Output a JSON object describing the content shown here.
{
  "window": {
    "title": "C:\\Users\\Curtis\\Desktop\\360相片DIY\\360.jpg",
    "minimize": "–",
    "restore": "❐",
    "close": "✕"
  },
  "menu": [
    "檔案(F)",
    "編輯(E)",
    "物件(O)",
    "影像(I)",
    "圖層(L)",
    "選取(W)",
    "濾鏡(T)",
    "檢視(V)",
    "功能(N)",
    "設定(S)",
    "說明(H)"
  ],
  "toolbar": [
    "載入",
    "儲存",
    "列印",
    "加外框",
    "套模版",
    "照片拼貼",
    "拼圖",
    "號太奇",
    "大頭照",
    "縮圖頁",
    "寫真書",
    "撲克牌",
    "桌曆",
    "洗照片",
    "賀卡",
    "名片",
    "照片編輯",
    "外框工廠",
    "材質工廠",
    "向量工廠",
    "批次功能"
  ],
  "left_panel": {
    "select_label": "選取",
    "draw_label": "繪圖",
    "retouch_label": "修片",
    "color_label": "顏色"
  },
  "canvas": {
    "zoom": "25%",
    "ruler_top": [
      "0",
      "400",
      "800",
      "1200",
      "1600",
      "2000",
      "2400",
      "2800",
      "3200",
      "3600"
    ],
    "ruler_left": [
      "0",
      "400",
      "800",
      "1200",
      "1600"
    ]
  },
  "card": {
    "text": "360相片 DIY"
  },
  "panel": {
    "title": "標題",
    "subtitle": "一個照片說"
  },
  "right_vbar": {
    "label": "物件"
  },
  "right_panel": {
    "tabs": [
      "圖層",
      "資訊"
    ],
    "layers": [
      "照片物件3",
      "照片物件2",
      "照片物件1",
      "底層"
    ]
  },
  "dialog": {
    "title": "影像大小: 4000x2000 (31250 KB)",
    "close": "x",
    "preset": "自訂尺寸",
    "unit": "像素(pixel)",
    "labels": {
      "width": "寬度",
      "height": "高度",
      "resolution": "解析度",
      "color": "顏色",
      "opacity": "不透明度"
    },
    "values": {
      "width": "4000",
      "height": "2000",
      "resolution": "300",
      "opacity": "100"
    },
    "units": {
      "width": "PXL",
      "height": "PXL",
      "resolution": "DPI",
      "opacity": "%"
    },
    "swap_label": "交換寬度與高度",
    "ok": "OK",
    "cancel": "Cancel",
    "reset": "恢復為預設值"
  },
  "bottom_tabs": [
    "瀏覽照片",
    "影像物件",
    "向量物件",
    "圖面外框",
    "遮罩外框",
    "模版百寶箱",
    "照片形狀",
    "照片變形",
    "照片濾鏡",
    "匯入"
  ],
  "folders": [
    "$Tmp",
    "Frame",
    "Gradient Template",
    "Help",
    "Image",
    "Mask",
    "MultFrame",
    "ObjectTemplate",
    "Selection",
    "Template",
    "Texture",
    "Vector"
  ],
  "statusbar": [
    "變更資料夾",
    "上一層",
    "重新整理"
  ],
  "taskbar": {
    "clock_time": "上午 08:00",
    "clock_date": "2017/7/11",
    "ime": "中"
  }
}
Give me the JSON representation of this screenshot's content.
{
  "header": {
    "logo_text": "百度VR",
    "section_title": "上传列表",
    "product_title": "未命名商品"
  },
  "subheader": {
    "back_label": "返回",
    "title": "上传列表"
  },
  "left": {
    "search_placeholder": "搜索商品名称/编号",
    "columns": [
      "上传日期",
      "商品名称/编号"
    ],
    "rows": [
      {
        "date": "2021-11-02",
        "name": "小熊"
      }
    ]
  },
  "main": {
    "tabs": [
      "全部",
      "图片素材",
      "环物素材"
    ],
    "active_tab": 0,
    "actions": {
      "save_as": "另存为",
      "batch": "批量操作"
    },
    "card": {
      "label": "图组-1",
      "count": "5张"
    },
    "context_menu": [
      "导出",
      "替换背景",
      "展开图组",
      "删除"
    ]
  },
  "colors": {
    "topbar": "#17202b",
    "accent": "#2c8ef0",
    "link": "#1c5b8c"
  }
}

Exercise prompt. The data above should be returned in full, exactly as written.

Task solution.
Output a JSON object describing the content shown here.
{
  "window": {
    "title": "C:\\Users\\Curtis\\Desktop\\360相片DIY\\360.jpg",
    "minimize": "–",
    "restore": "❐",
    "close": "✕"
  },
  "menu": [
    "檔案(F)",
    "編輯(E)",
    "物件(O)",
    "影像(I)",
    "圖層(L)",
    "選取(W)",
    "濾鏡(T)",
    "檢視(V)",
    "功能(N)",
    "設定(S)",
    "說明(H)"
  ],
  "toolbar": [
    "載入",
    "儲存",
    "列印",
    "加外框",
    "套模版",
    "照片拼貼",
    "拼圖",
    "號太奇",
    "大頭照",
    "縮圖頁",
    "寫真書",
    "撲克牌",
    "桌曆",
    "洗照片",
    "賀卡",
    "名片",
    "照片編輯",
    "外框工廠",
    "材質工廠",
    "向量工廠",
    "批次功能"
  ],
  "left_panel": {
    "select_label": "選取",
    "draw_label": "繪圖",
    "retouch_label": "修片",
    "color_label": "顏色"
  },
  "canvas": {
    "zoom": "25%",
    "ruler_top": [
      "0",
      "400",
      "800",
      "1200",
      "1600",
      "2000",
      "2400",
      "2800",
      "3200",
      "3600"
    ],
    "ruler_left": [
      "0",
      "400",
      "800",
      "1200",
      "1600"
    ]
  },
  "card": {
    "text": "360相片 DIY"
  },
  "panel": {
    "title": "標題",
    "subtitle": "一個照片說"
  },
  "right_vbar": {
    "label": "物件"
  },
  "right_panel": {
    "tabs": [
      "圖層",
      "資訊"
    ],
    "layers": [
      "照片物件3",
      "照片物件2",
      "照片物件1",
      "底層"
    ]
  },
  "dialog": {
    "title": "影像大小: 4000x2000 (31250 KB)",
    "close": "x",
    "preset": "自訂尺寸",
    "unit": "像素(pixel)",
    "labels": {
      "width": "寬度",
      "height": "高度",
      "resolution": "解析度",
      "color": "顏色",
      "opacity": "不透明度"
    },
    "values": {
      "width": "4000",
      "height": "2000",
      "resolution": "300",
      "opacity": "100"
    },
    "units": {
      "width": "PXL",
      "height": "PXL",
      "resolution": "DPI",
      "opacity": "%"
    },
    "swap_label": "交換寬度與高度",
    "ok": "OK",
    "cancel": "Cancel",
    "reset": "恢復為預設值"
  },
  "bottom_tabs": [
    "瀏覽照片",
    "影像物件",
    "向量物件",
    "圖面外框",
    "遮罩外框",
    "模版百寶箱",
    "照片形狀",
    "照片變形",
    "照片濾鏡",
    "匯入"
  ],
  "folders": [
    "$Tmp",
    "Frame",
    "Gradient Template",
    "Help",
    "Image",
    "Mask",
    "MultFrame",
    "ObjectTemplate",
    "Selection",
    "Template",
    "Texture",
    "Vector"
  ],
  "statusbar": [
    "變更資料夾",
    "上一層",
    "重新整理"
  ],
  "taskbar": {
    "clock_time": "上午 08:00",
    "clock_date": "2017/7/11",
    "ime": "中"
  }
}
Give me the JSON representation of this screenshot's content.
{
  "header": {
    "logo_text": "百度VR",
    "section_title": "上传列表",
    "product_title": "未命名商品"
  },
  "subheader": {
    "back_label": "返回",
    "title": "上传列表"
  },
  "left": {
    "search_placeholder": "搜索商品名称/编号",
    "columns": [
      "上传日期",
      "商品名称/编号"
    ],
    "rows": [
      {
        "date": "2021-11-02",
        "name": "小熊"
      }
    ]
  },
  "main": {
    "tabs": [
      "全部",
      "图片素材",
      "环物素材"
    ],
    "active_tab": 0,
    "actions": {
      "save_as": "另存为",
      "batch": "批量操作"
    },
    "card": {
      "label": "图组-1",
      "count": "5张"
    },
    "context_menu": [
      "导出",
      "替换背景",
      "展开图组",
      "删除"
    ]
  },
  "colors": {
    "topbar": "#17202b",
    "accent": "#2c8ef0",
    "link": "#1c5b8c"
  }
}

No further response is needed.